Crohn’s disease is characterized by swelling and irritation of the gastrointestinal tract. It is a type of chronic inflammatory bowel disease that can affect any part of the body’s digestive system, from the mouth to the anus. The small intestine is most commonly affected.
Symptoms commonly seen in Crohn’s disease are frequent or recurring diarrhea, rectal bleeding, unexplained weight loss, abdominal cramps, fever, fatigue and low energy, and reduced appetite. Crohn’s patients may also suffer from severe deafness, according to a 2013 study published in Rheumatology (5). A previous study published in “The American Journal of Gastroenterology” in 1998 reported a hearing loss in both ears without any indications of intestinal disease in a patient with Crohn’s disease (6).
The exact reason for Crohn’s disease is not known. However, many factors like heredity, the effect of an over-reactive immune system on your gastrointestinal tract, and environmental factors (bacteria, viruses or other unknown factors contribute to this condition (7).
Mumps is a contagious viral disease caused by the mumps virus, also known as paramyxovirus (8). It affects the parotid gland, which is the primary salivary gland located in front of and below your ears.
Common symptoms include swollen and inflamed salivary glands under one or both ears (parotitis), fever, headaches, tiredness, loss of appetite, and muscle aches.
Loss of hearing can also occur with mumps, and in rare cases, this hearing loss can be permanent, according to the Centers for Disease Control and Prevention (9). This was more common before scientists developed the mumps vaccine. So care must be taken to do hearing tests after mumps infection. Mumps, and in turn the risk of hearing loss, can easily be prevented by getting an MMR (measles, mumps, and rubella) vaccine (10).
Measles, or rubeola, is a serious viral disease caused by a virus in the paramyxovirus family. The virus affects the respiratory system and is highly contagious. It spreads mainly through the air when an infected person sneezes or coughs. You can also catch the infection through contact with infected mucus and saliva (11).
Measles is the leading cause of death among children worldwide. In 2016, the World Health Organization reported that there were 89,780 measles deaths globally (12).
It can easily be averted by getting a safe and effective measles vaccine. This vaccine is a must for children.
The symptoms of measles start with a high fever, runny nose, cough, red and watery eyes, and small white spots inside cheeks. Other symptoms include muscle aches, sore throat and the classic red, itchy ‘measles rash’ that usually develops on the head and gradually appears on other parts of the body.
Researchers have shown that there is an association between the measles virus and the ear condition known as otosclerosis. Otosclerosis is the abnormal bone remodeling – a lifelong process in which old bone tissue is absorbed and new bone tissue is formed – in your inner ear. The bone gets stuck and is unable to vibrate. This modification affects the capacity of sound waves to travel from your middle ear to your inner ear and thereby your hearing is affected.

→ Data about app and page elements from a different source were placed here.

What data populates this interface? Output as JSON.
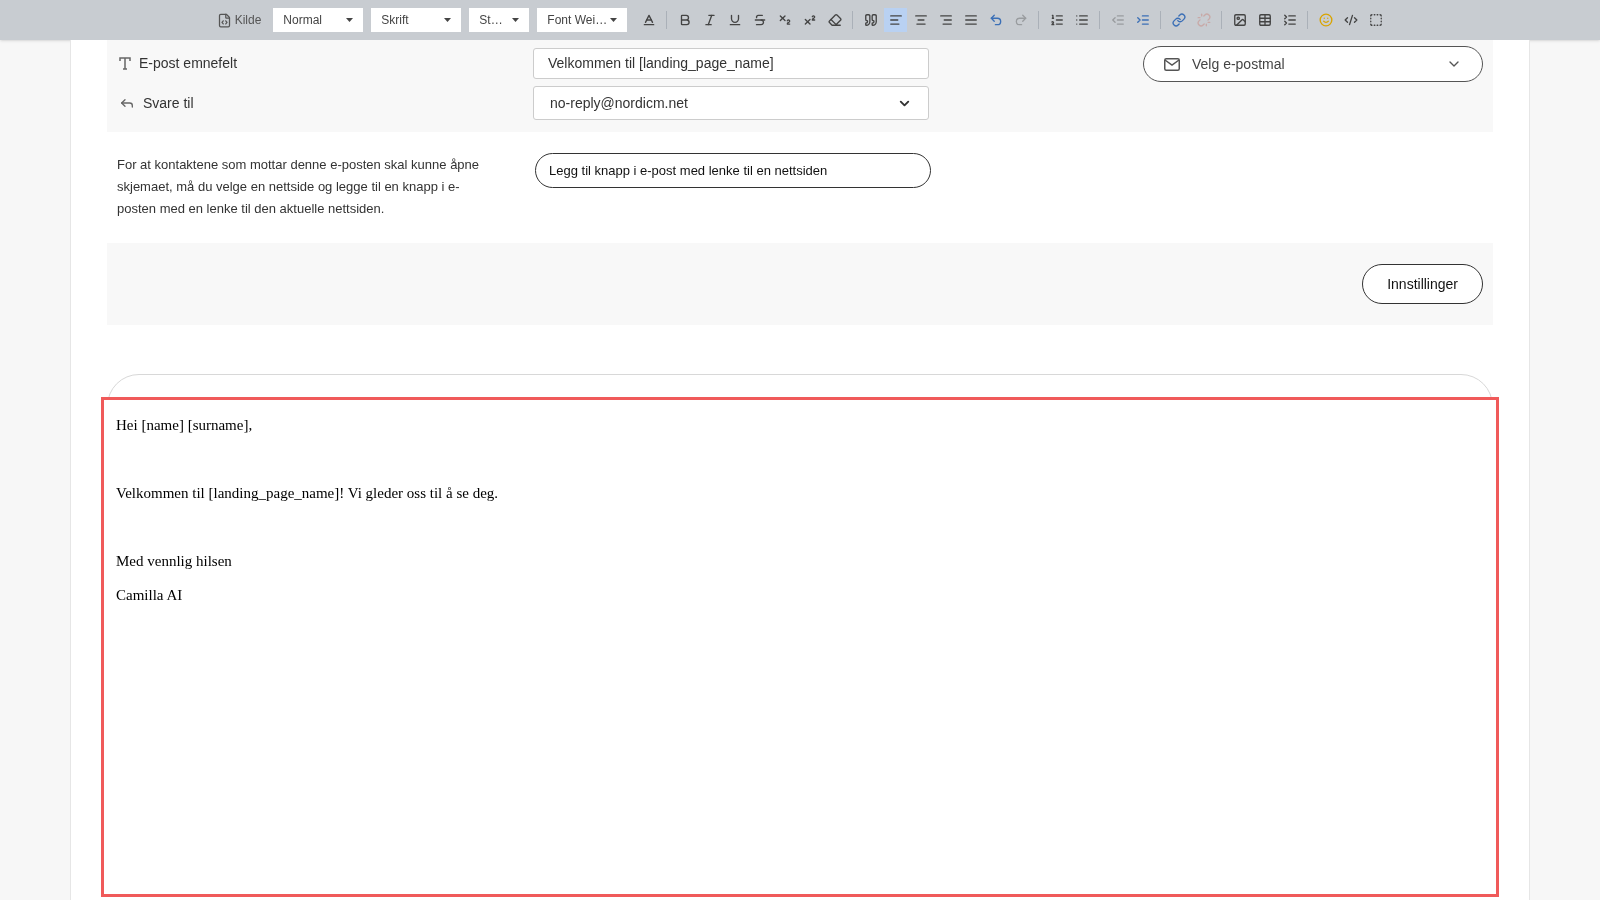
{
  "toolbar": {
    "source_button": {
      "label": "Kilde"
    },
    "dropdowns": [
      {
        "label": "Normal"
      },
      {
        "label": "Skrift"
      },
      {
        "label": "St…"
      },
      {
        "label": "Font Wei…"
      }
    ],
    "buttons": [
      {
        "kind": "text-color",
        "disabled": false,
        "selected": false
      },
      {
        "kind": "bold",
        "disabled": false,
        "selected": false
      },
      {
        "kind": "italic",
        "disabled": false,
        "selected": false
      },
      {
        "kind": "underline",
        "disabled": false,
        "selected": false
      },
      {
        "kind": "strike",
        "disabled": false,
        "selected": false
      },
      {
        "kind": "subscript",
        "disabled": false,
        "selected": false
      },
      {
        "kind": "superscript",
        "disabled": false,
        "selected": false
      },
      {
        "kind": "clear-format",
        "disabled": false,
        "selected": false
      },
      {
        "kind": "quote",
        "disabled": false,
        "selected": false
      },
      {
        "kind": "align-left",
        "disabled": false,
        "selected": true
      },
      {
        "kind": "align-center",
        "disabled": false,
        "selected": false
      },
      {
        "kind": "align-right",
        "disabled": false,
        "selected": false
      },
      {
        "kind": "align-justify",
        "disabled": false,
        "selected": false
      },
      {
        "kind": "undo",
        "disabled": false,
        "selected": false
      },
      {
        "kind": "redo",
        "disabled": true,
        "selected": false
      },
      {
        "kind": "numbered-list",
        "disabled": false,
        "selected": false
      },
      {
        "kind": "bullet-list",
        "disabled": false,
        "selected": false
      },
      {
        "kind": "outdent",
        "disabled": true,
        "selected": false
      },
      {
        "kind": "indent",
        "disabled": false,
        "selected": false
      },
      {
        "kind": "link",
        "disabled": false,
        "selected": false
      },
      {
        "kind": "unlink",
        "disabled": true,
        "selected": false
      },
      {
        "kind": "image",
        "disabled": false,
        "selected": false
      },
      {
        "kind": "table",
        "disabled": false,
        "selected": false
      },
      {
        "kind": "line-height",
        "disabled": false,
        "selected": false
      },
      {
        "kind": "emoji",
        "disabled": false,
        "selected": false
      },
      {
        "kind": "div",
        "disabled": false,
        "selected": false
      },
      {
        "kind": "show-blocks",
        "disabled": false,
        "selected": false
      }
    ]
  },
  "fields": [
    {
      "kind": "subject",
      "label": "E-post emnefelt",
      "value": "Velkommen til [landing_page_name]"
    },
    {
      "kind": "reply-to",
      "label": "Svare til",
      "value": "no-reply@nordicm.net"
    }
  ],
  "template_select": {
    "placeholder": "Velg e-postmal"
  },
  "landing_page_note": {
    "text": "For at kontaktene som mottar denne e-posten skal kunne åpne skjemaet, må du velge en nettside og legge til en knapp i e-posten med en lenke til den aktuelle nettsiden.",
    "button": "Legg til knapp i e-post med lenke til en nettsiden"
  },
  "settings_button": {
    "label": "Innstillinger"
  },
  "editor": {
    "blocks": [
      [
        "Hei [name] [surname],"
      ],
      [
        "Velkommen til [landing_page_name]! Vi gleder oss til å se deg."
      ],
      [
        "Med vennlig hilsen",
        "Camilla AI"
      ]
    ]
  }
}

The Journal for Oto-Rhino-Laryngology, Head and Neck Surgery reported in a 2008 study that the measles virus could be an activating factor for the development of otosclerosis (13). Hearing loss is a common complication of the measles infection in areas in which the measles vaccination is rarely used (14).